The mass spectrometer shows the presence of organic compounds, brass and a little bit of steel. The technicians have used the top-notch lab machine that doesn’t even need to make contact with the specimen being tested. It can scan the specimen from a distance. It’s safer that way, considering the fact that they don’t know what this suspicious object can do.
They can’t put it through the MRI machine because it contains ferrous materials, so instead they hook it up to the alternative. It’s experimental, but it reveals enough about the nature of the strange object to conclude that it’s possible that it’s some kind of weapon. The row of chambers could be combustion chambers, to ignite an explosive material. Perhaps they are the repositories for the catalyst that causes the brass to oxidise. Maybe it’s a sophisticated kind of bomb. Or a remote conductor of huge currents of power.
Perhaps it’s the antenna for a listening, spying device. It doesn’t seem to have any active circuitry, but perhaps the transistors are so small, and the microchips so sophisticated, that they are invisible to the sensitive scanning apparatus that have already been used.
The scanning electron microscope is used next. It reveals that the tooling used in its construction wasn’t particularly sophisticated.
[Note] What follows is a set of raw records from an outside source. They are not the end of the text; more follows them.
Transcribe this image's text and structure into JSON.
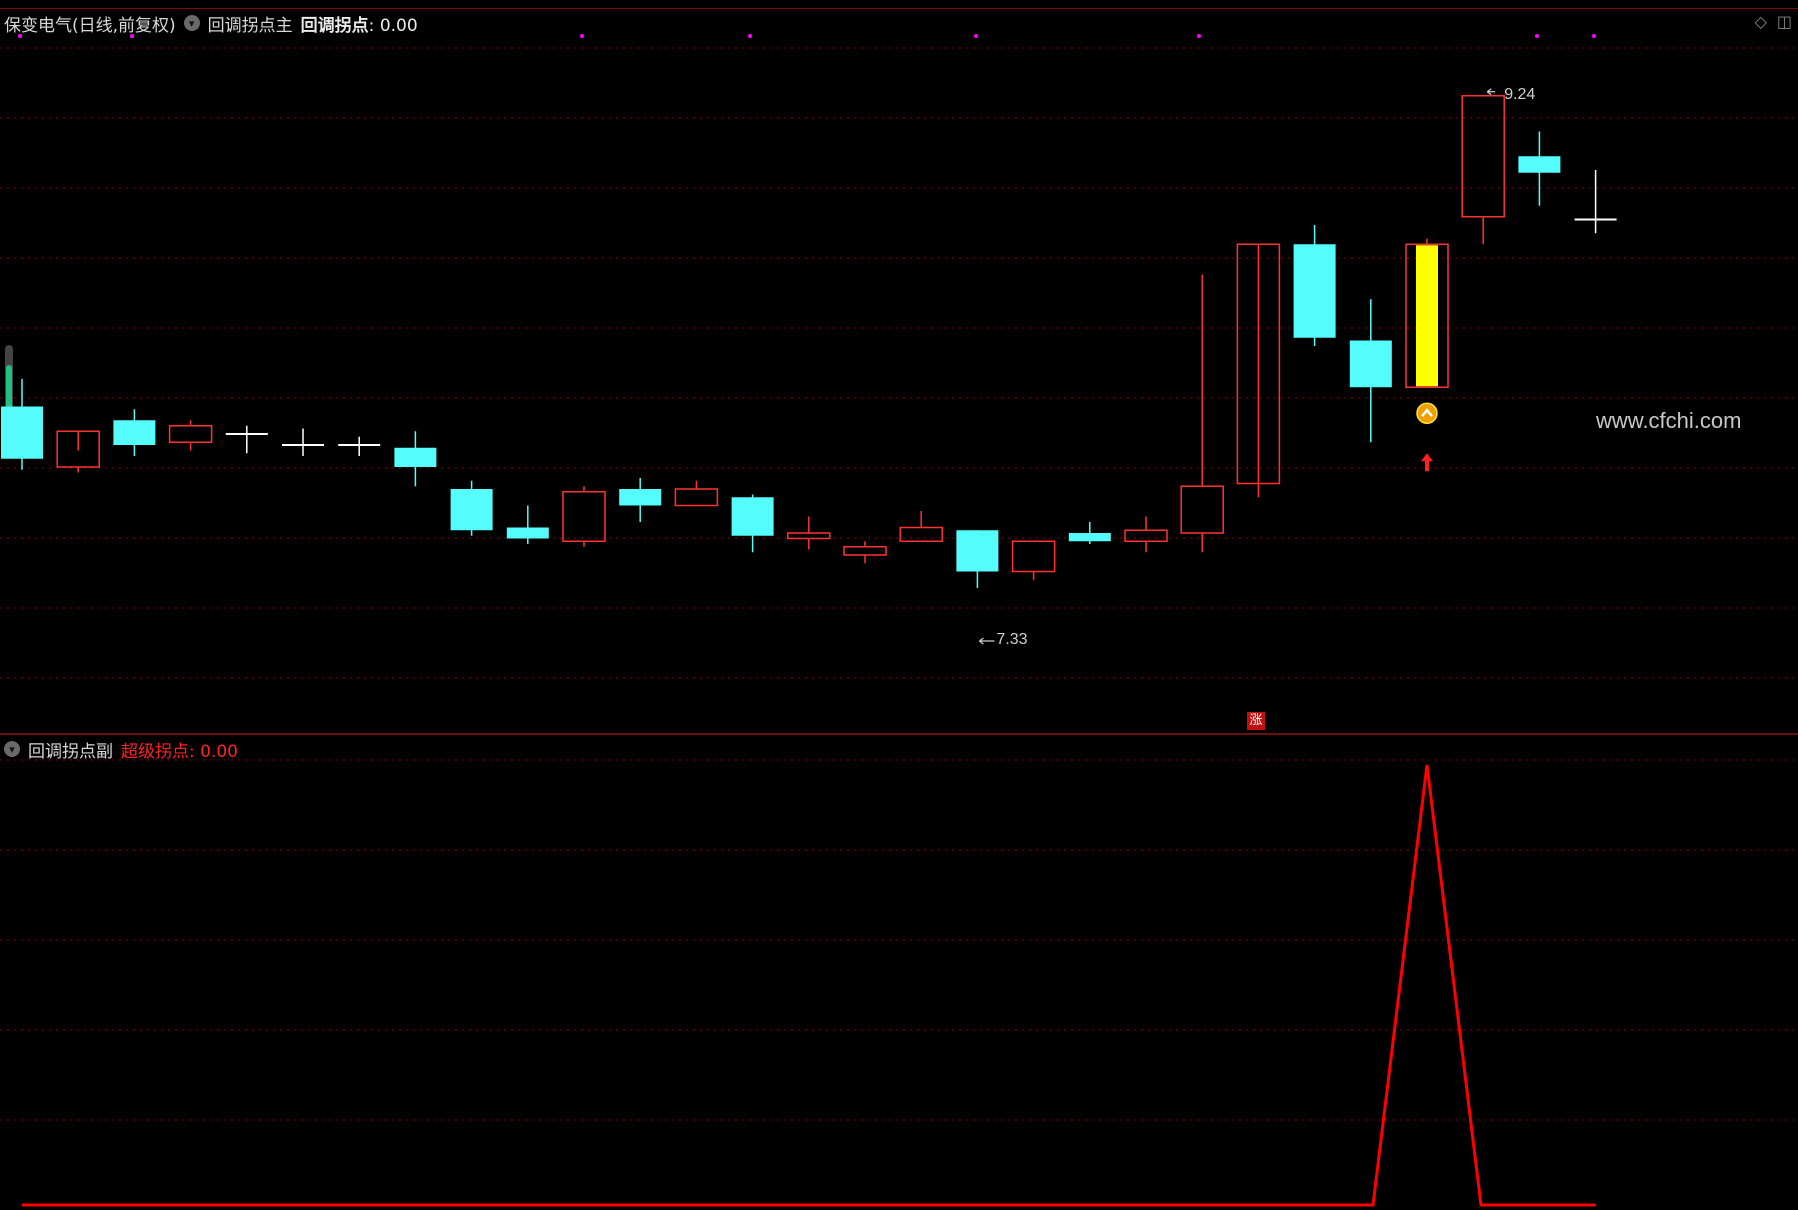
{
  "main": {
    "title": "保变电气(日线,前复权)",
    "indicator_name": "回调拐点主",
    "indicator_label": "回调拐点",
    "indicator_value": "0.00"
  },
  "sub": {
    "indicator_name": "回调拐点副",
    "value_label": "超级拐点",
    "value": "0.00"
  },
  "annotations": {
    "high_label": "9.24",
    "low_label": "7.33",
    "badge": "涨"
  },
  "watermark": "www.cfchi.com",
  "colors": {
    "background": "#000000",
    "up": "#ff3232",
    "down": "#54fcfc",
    "doji": "#ffffff",
    "signal_candle": "#ffff00",
    "line": "#ff0000",
    "grid": "#8b0000",
    "marker": "#ff00ff"
  },
  "chart_data": [
    {
      "type": "candlestick",
      "title": "保变电气(日线,前复权)",
      "ylim": [
        7.05,
        9.45
      ],
      "candles": [
        {
          "o": 8.11,
          "h": 8.21,
          "l": 7.88,
          "c": 7.92,
          "k": "down"
        },
        {
          "o": 7.89,
          "h": 7.95,
          "l": 7.87,
          "c": 8.02,
          "k": "up"
        },
        {
          "o": 8.06,
          "h": 8.1,
          "l": 7.93,
          "c": 7.97,
          "k": "down"
        },
        {
          "o": 7.98,
          "h": 8.06,
          "l": 7.95,
          "c": 8.04,
          "k": "up"
        },
        {
          "o": 8.01,
          "h": 8.04,
          "l": 7.94,
          "c": 8.01,
          "k": "doji"
        },
        {
          "o": 7.97,
          "h": 8.03,
          "l": 7.93,
          "c": 7.97,
          "k": "doji"
        },
        {
          "o": 7.97,
          "h": 8.0,
          "l": 7.93,
          "c": 7.97,
          "k": "doji"
        },
        {
          "o": 7.96,
          "h": 8.02,
          "l": 7.82,
          "c": 7.89,
          "k": "down"
        },
        {
          "o": 7.81,
          "h": 7.84,
          "l": 7.64,
          "c": 7.66,
          "k": "down"
        },
        {
          "o": 7.67,
          "h": 7.75,
          "l": 7.61,
          "c": 7.63,
          "k": "down"
        },
        {
          "o": 7.62,
          "h": 7.82,
          "l": 7.6,
          "c": 7.8,
          "k": "up"
        },
        {
          "o": 7.81,
          "h": 7.85,
          "l": 7.69,
          "c": 7.75,
          "k": "down"
        },
        {
          "o": 7.75,
          "h": 7.84,
          "l": 7.75,
          "c": 7.81,
          "k": "up"
        },
        {
          "o": 7.78,
          "h": 7.79,
          "l": 7.58,
          "c": 7.64,
          "k": "down"
        },
        {
          "o": 7.63,
          "h": 7.71,
          "l": 7.59,
          "c": 7.65,
          "k": "up"
        },
        {
          "o": 7.57,
          "h": 7.62,
          "l": 7.54,
          "c": 7.6,
          "k": "up"
        },
        {
          "o": 7.62,
          "h": 7.73,
          "l": 7.62,
          "c": 7.67,
          "k": "up"
        },
        {
          "o": 7.66,
          "h": 7.66,
          "l": 7.45,
          "c": 7.51,
          "k": "down"
        },
        {
          "o": 7.51,
          "h": 7.62,
          "l": 7.48,
          "c": 7.62,
          "k": "up"
        },
        {
          "o": 7.65,
          "h": 7.69,
          "l": 7.61,
          "c": 7.62,
          "k": "down"
        },
        {
          "o": 7.62,
          "h": 7.71,
          "l": 7.58,
          "c": 7.66,
          "k": "up"
        },
        {
          "o": 7.65,
          "h": 8.59,
          "l": 7.58,
          "c": 7.82,
          "k": "up"
        },
        {
          "o": 7.83,
          "h": 7.83,
          "l": 7.78,
          "c": 8.7,
          "k": "up"
        },
        {
          "o": 8.7,
          "h": 8.77,
          "l": 8.33,
          "c": 8.36,
          "k": "down"
        },
        {
          "o": 8.35,
          "h": 8.5,
          "l": 7.98,
          "c": 8.18,
          "k": "down"
        },
        {
          "o": 8.7,
          "h": 8.72,
          "l": 8.18,
          "c": 8.18,
          "k": "signal"
        },
        {
          "o": 8.8,
          "h": 9.24,
          "l": 8.7,
          "c": 9.24,
          "k": "up"
        },
        {
          "o": 9.02,
          "h": 9.11,
          "l": 8.84,
          "c": 8.96,
          "k": "down"
        },
        {
          "o": 8.79,
          "h": 8.97,
          "l": 8.74,
          "c": 8.79,
          "k": "doji"
        }
      ],
      "annotations": [
        {
          "text": "9.24",
          "index": 26,
          "price": 9.24
        },
        {
          "text": "7.33",
          "index": 17,
          "price": 7.33
        }
      ]
    },
    {
      "type": "line",
      "series": [
        {
          "name": "超级拐点",
          "values": [
            0,
            0,
            0,
            0,
            0,
            0,
            0,
            0,
            0,
            0,
            0,
            0,
            0,
            0,
            0,
            0,
            0,
            0,
            0,
            0,
            0,
            0,
            0,
            0,
            0,
            100,
            0,
            0,
            0
          ]
        }
      ],
      "ylim": [
        0,
        100
      ]
    }
  ]
}
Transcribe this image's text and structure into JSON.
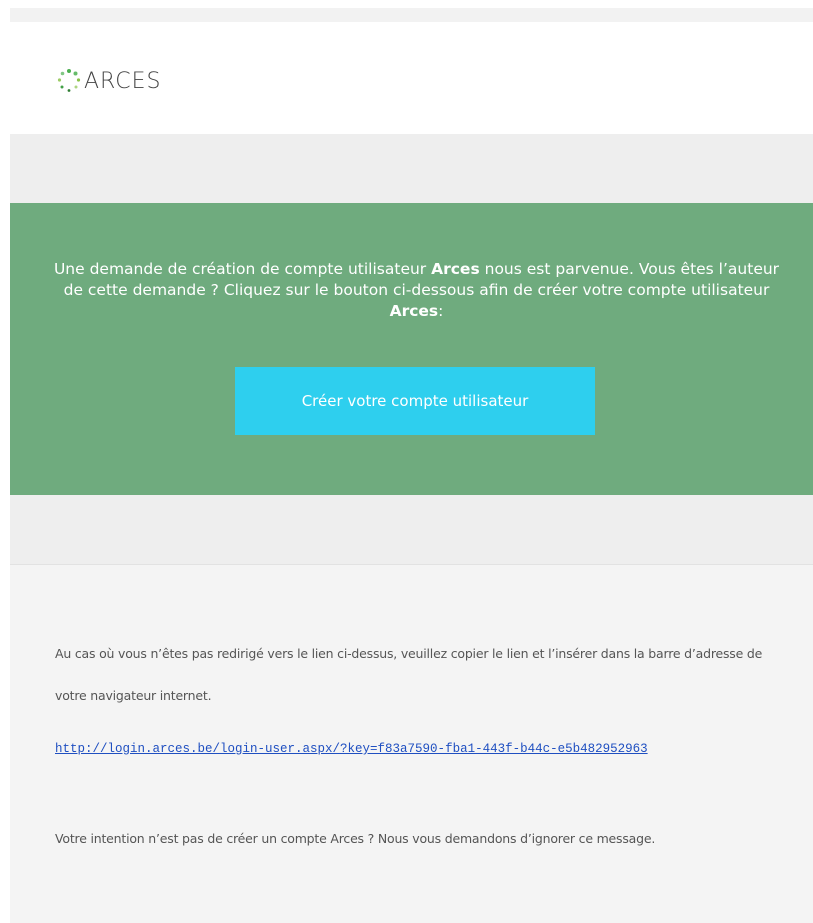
{
  "logo": {
    "text": "ARCES",
    "dot_color": "#4caf50"
  },
  "hero": {
    "line_a": "Une demande de création de compte utilisateur ",
    "brand1": "Arces",
    "line_b": " nous est parvenue. Vous êtes l’auteur de cette demande ? Cliquez sur le bouton ci-dessous afin de créer votre compte utilisateur ",
    "brand2": "Arces",
    "line_c": ":",
    "button_label": "Créer votre compte utilisateur",
    "background_color": "#6fab7e",
    "button_color": "#2ecfee"
  },
  "footer": {
    "redirect_text": "Au cas où vous n’êtes pas redirigé vers le lien ci-dessus, veuillez copier le lien et l’insérer dans la barre d’adresse de votre navigateur internet.",
    "link_text": "http://login.arces.be/login-user.aspx/?key=f83a7590-fba1-443f-b44c-e5b482952963",
    "ignore_text": "Votre intention n’est pas de créer un compte Arces ? Nous vous demandons d’ignorer ce message."
  }
}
It could be a decoy though, intended to fool anyone who examines it as closely as this.
The only definite conclusion is that the device has terrestrial origins. It could be from the Anarchic Federation of Mongolia, or the Union of Western South American States, but it’s definitely not from planets Proxima Centauri b or Gliese 667 B b. The ambassadors of those planets were already consulted.
The biggest clue could be the large letters emblazoned across the surface of the device. “DTS” it reads. The initials represent are a widely used, contemporary political phrase, “death to society.” Could it be a political message to the leaders of this country? Is it a threat, or a terrorist attack?
The technicians and security analysts are stumped. They pack up for the day and the cleaner begins his evening duties. He’s an old-timer, from before the internet was sentient. From a time when people used their legs to ambulate. When people fed themselves by planting seeds in dirt and hoping that the weather would treat them favourably.
“Hey!” Shouts the cleaner to the last technician who’s about to leave for the day. “What are you guys doing with this?” He gestures towards the odd device. “That’s classified. You shouldn’t even be in here.” The technician responds aggressively. “That’s mine.” Says the cleaner. “See? DTS. Dwayne T. Smith.”
The cleaner yanks the device out from beneath the antibiotic, pressurised cover and puts it to his mouth. He blows a jaunty tune. The tone of the harmonica is lively and proud. The technician is already on the phone. “Sir, the cleaner has identified the enigma device!”